Friday, November 26, 2010
America's First Thanksgiving - Postcard Friendship Friday #39
What a joyful Thanksgiving it was! I look around the room savoring this time with my family and wonder what those who first came to our country on the Mayflower would think of our Thanksgiving celebrations today. How brave those first explorers were.
The first winter was so bad most of the colonists remained on the ship, where they suffered from exposure, scurvy and disease. Only half of the Mayflower’s original passengers and crew lived to see spring.
When the settlers moved ashore, they received an surprising visit from an Abenaki Indian who spoke English. Several days later, the Native American returned with Squanto, a member of the Pawtuxet tribe who had been kidnapped by an English sea captain and sold into slavery. Squanto had escaped his captors, finally making his way back to America. Despite his experiences as a prisoner, Squanto took pity upon the Pilgrims and taught them how to cultivate corn, extract sap from maple trees, catch fish in the rivers and avoid poisonous plants. He also helped the settlers forge an alliance with the Wampanoag Indian tribe -- which lasted for more than 50 years.
In November 1621, after a bumper crop of corn and other staples, the grateful Pilgrims organized a great feast and invited their Native American friends to join them. Now remembered as American’s “first Thanksgiving,” the festival lasted for three days.
To see another darling Thanksgiving postcard by the same artist visit Postcardy's fabulous blog!
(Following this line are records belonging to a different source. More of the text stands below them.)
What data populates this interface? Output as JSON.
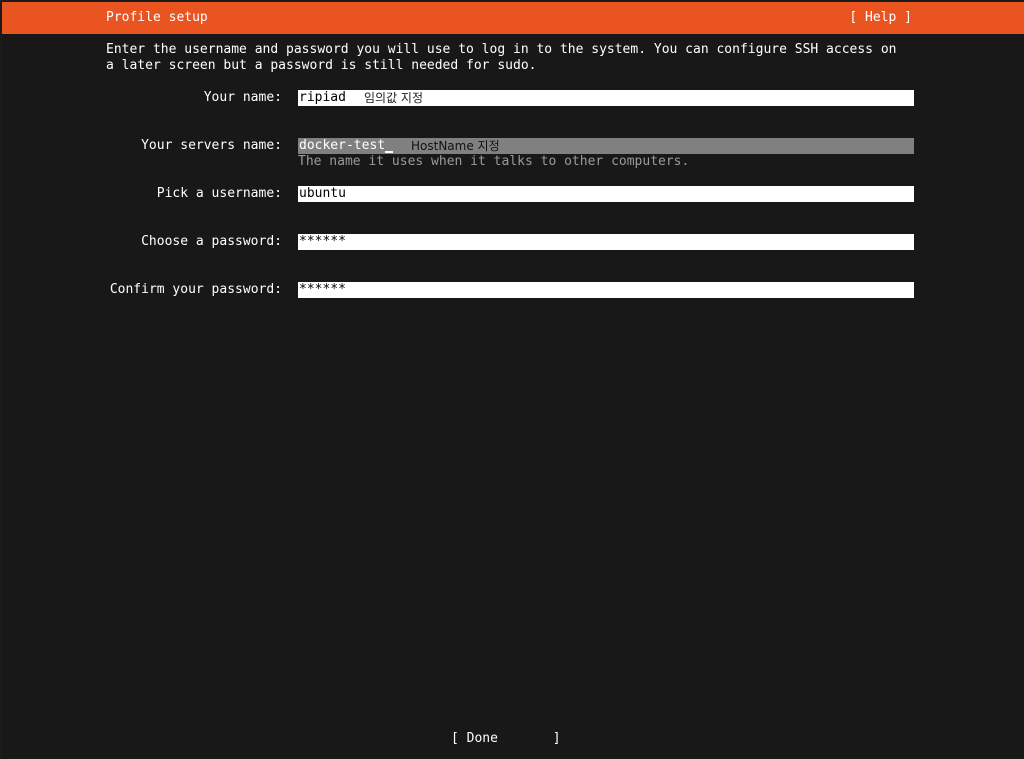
{
  "header": {
    "title": "Profile setup",
    "help_label": "[ Help ]",
    "color": "#e95420"
  },
  "intro": {
    "line1": "Enter the username and password you will use to log in to the system. You can configure SSH access on",
    "line2": "a later screen but a password is still needed for sudo."
  },
  "fields": {
    "name": {
      "label": "Your name:",
      "value": "ripiad",
      "note": "임의값 지정"
    },
    "server": {
      "label": "Your servers name:",
      "value": "docker-test",
      "note": "HostName 지정",
      "help": "The name it uses when it talks to other computers."
    },
    "username": {
      "label": "Pick a username:",
      "value": "ubuntu"
    },
    "password": {
      "label": "Choose a password:",
      "value": "******"
    },
    "confirm": {
      "label": "Confirm your password:",
      "value": "******"
    }
  },
  "footer": {
    "done_label": "[ Done       ]"
  }
}
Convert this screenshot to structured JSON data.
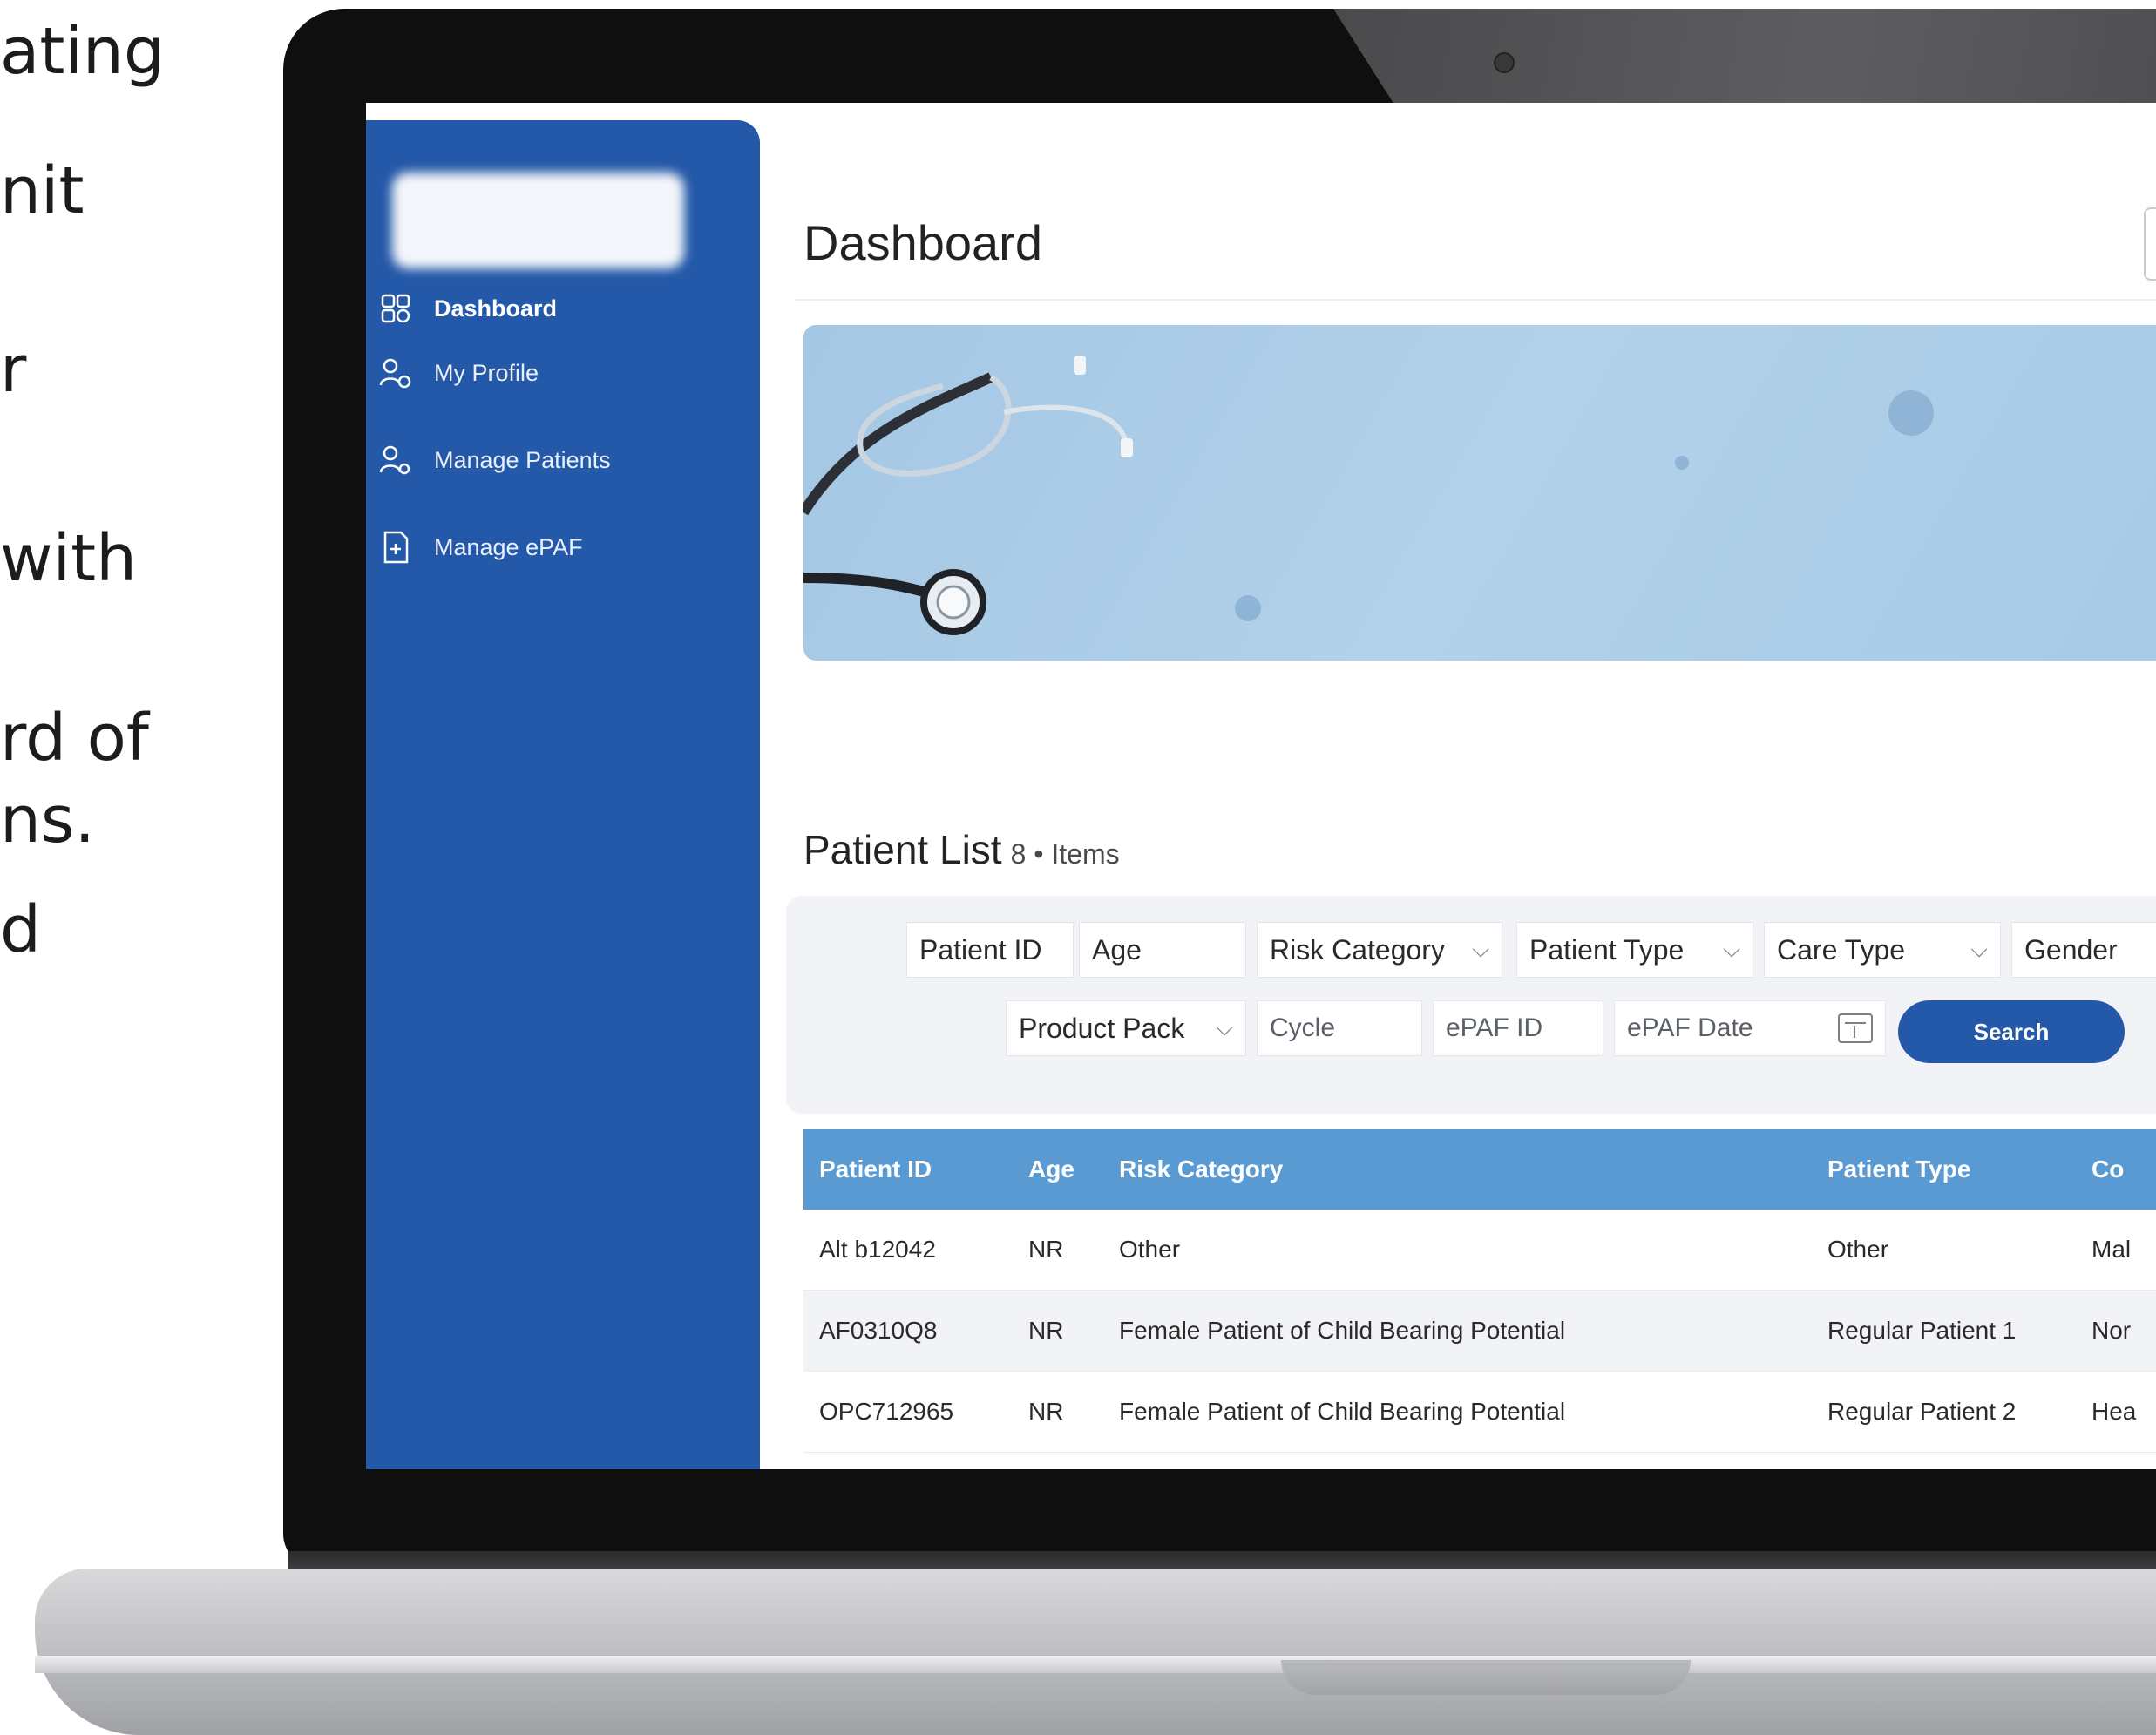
{
  "side_text": [
    "ating",
    "nit",
    "r",
    "with",
    "rd of",
    "ns.",
    "d"
  ],
  "sidebar": {
    "items": [
      {
        "label": "Dashboard",
        "icon": "dashboard-icon"
      },
      {
        "label": "My Profile",
        "icon": "user-icon"
      },
      {
        "label": "Manage Patients",
        "icon": "users-icon"
      },
      {
        "label": "Manage ePAF",
        "icon": "document-icon"
      }
    ]
  },
  "header": {
    "title": "Dashboard"
  },
  "banner": {
    "image": "stethoscope-illustration"
  },
  "patient_list": {
    "title": "Patient List",
    "subtitle": "8 • Items"
  },
  "filters": {
    "row1": [
      {
        "label": "Patient ID",
        "type": "input"
      },
      {
        "label": "Age",
        "type": "input"
      },
      {
        "label": "Risk Category",
        "type": "select"
      },
      {
        "label": "Patient Type",
        "type": "select"
      },
      {
        "label": "Care Type",
        "type": "select"
      },
      {
        "label": "Gender",
        "type": "select"
      }
    ],
    "row2": [
      {
        "label": "Product Pack",
        "type": "select"
      },
      {
        "label": "Cycle",
        "type": "input"
      },
      {
        "label": "ePAF ID",
        "type": "input"
      },
      {
        "label": "ePAF Date",
        "type": "date"
      }
    ],
    "search_label": "Search"
  },
  "table": {
    "columns": [
      "Patient ID",
      "Age",
      "Risk Category",
      "Patient Type",
      "Co"
    ],
    "rows": [
      [
        "Alt b12042",
        "NR",
        "Other",
        "Other",
        "Mal"
      ],
      [
        "AF0310Q8",
        "NR",
        "Female Patient of Child Bearing Potential",
        "Regular Patient 1",
        "Nor"
      ],
      [
        "OPC712965",
        "NR",
        "Female Patient of Child Bearing Potential",
        "Regular Patient 2",
        "Hea"
      ]
    ]
  },
  "colors": {
    "sidebar": "#2458a8",
    "table_header": "#5a9ad2",
    "banner": "#a8cbe6",
    "accent": "#2458a8"
  }
}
To see more mailboxes and all things postal, visit Gemma at Greyscale Territory for Weekend Mailbox.